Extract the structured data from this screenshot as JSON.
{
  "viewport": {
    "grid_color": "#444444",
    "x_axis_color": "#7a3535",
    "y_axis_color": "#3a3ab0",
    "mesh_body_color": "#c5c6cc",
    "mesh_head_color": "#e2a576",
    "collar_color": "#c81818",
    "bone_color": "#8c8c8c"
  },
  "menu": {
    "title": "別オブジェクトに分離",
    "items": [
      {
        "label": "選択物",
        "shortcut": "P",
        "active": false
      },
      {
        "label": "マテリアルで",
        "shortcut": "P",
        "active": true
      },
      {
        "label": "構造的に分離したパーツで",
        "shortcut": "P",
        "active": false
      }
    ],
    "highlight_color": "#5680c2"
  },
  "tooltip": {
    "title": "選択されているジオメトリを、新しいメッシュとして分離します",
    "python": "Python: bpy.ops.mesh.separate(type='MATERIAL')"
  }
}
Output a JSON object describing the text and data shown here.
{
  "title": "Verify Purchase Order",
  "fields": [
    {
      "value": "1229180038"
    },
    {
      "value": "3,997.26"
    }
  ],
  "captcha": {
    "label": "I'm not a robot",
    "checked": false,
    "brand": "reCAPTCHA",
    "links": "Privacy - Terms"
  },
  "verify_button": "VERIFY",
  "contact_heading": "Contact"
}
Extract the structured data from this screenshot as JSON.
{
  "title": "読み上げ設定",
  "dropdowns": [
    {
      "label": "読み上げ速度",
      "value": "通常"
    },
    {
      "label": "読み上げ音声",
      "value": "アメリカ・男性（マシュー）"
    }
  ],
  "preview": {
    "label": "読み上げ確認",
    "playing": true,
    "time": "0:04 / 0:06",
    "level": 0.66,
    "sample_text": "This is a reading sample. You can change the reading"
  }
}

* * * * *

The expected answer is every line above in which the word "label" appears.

**ANSWER SPACE**
        "label": "選択物",
        "label": "マテリアルで",
        "label": "構造的に分離したパーツで",
    "label": "I'm not a robot",
      "label": "読み上げ速度",
      "label": "読み上げ音声",
    "label": "読み上げ確認",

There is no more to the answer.